** Entries supplied follows **

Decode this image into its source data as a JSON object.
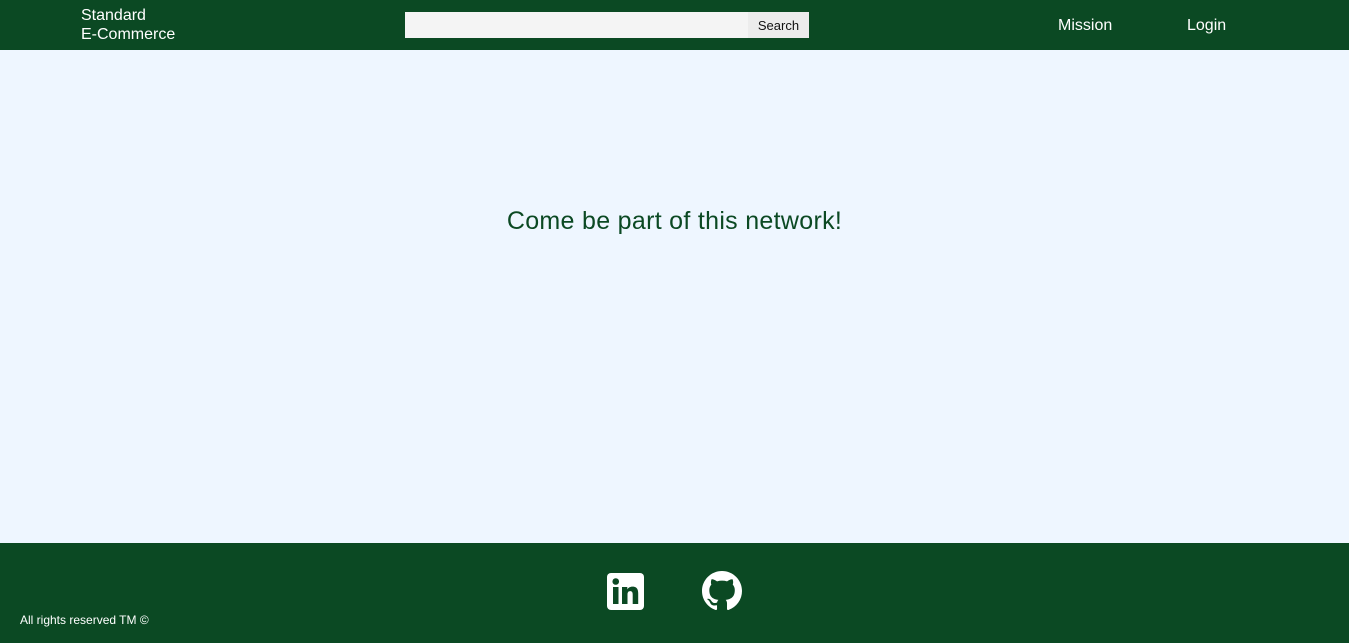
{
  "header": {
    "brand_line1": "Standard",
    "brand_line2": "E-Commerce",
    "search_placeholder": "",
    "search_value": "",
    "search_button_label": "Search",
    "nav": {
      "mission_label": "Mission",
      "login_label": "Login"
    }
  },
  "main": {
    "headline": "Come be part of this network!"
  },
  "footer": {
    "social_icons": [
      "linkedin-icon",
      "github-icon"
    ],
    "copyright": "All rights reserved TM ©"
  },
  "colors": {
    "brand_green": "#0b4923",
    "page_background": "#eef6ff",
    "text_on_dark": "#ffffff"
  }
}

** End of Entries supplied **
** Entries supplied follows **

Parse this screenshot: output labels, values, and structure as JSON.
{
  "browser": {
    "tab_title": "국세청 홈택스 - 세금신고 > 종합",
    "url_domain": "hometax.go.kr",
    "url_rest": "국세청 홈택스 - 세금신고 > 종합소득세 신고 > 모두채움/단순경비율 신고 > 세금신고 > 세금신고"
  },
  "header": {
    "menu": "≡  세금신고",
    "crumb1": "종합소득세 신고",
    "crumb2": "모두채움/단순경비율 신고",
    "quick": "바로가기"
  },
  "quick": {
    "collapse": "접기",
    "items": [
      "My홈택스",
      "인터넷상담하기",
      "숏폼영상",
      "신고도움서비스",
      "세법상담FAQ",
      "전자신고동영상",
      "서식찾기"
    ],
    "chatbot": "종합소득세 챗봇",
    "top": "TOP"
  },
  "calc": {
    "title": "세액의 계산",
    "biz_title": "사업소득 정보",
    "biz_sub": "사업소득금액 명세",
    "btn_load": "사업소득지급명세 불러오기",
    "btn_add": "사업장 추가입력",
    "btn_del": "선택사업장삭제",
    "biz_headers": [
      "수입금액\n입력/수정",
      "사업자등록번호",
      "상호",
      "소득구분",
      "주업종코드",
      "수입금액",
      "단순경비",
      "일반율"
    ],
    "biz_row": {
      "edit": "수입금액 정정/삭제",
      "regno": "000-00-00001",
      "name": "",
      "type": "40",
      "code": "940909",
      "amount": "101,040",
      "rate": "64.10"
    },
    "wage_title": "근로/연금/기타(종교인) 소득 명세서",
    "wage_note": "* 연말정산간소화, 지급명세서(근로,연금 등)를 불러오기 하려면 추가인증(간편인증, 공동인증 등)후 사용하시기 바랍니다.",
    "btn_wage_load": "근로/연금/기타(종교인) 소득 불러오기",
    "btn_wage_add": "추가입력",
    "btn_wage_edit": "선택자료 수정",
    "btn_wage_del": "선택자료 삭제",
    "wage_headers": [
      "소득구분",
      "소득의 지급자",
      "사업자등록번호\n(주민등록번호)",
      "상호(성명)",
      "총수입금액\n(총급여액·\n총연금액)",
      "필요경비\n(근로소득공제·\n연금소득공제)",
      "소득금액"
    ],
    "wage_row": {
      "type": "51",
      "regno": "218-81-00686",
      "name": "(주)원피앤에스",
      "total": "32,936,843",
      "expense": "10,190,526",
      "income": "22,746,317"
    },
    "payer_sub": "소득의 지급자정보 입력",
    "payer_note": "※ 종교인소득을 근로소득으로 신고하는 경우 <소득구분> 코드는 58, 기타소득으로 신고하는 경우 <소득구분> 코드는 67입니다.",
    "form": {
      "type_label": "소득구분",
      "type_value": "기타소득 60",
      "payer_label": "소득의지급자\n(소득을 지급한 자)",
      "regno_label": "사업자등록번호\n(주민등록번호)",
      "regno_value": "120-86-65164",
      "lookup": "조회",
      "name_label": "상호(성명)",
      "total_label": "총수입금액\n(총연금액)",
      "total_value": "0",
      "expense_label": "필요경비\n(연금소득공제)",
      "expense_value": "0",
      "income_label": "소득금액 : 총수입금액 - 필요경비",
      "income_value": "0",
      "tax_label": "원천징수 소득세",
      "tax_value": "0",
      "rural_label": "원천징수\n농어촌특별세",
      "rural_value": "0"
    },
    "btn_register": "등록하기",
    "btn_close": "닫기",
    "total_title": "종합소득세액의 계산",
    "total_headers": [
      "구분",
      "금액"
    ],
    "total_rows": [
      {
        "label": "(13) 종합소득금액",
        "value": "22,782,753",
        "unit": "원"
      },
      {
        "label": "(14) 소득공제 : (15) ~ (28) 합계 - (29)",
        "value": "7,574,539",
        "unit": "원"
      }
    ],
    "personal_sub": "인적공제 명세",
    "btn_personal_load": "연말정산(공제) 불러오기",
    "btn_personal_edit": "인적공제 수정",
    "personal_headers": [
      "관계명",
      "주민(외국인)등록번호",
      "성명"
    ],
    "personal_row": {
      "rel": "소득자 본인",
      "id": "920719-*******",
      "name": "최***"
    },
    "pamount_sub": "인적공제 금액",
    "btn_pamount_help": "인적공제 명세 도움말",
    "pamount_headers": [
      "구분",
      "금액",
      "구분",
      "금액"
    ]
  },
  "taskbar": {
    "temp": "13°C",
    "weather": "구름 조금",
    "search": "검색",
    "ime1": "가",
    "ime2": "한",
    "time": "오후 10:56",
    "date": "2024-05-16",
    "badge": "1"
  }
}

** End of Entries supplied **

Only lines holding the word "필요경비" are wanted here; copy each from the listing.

      "필요경비\n(근로소득공제·\n연금소득공제)",
      "expense_label": "필요경비\n(연금소득공제)",
      "income_label": "소득금액 : 총수입금액 - 필요경비",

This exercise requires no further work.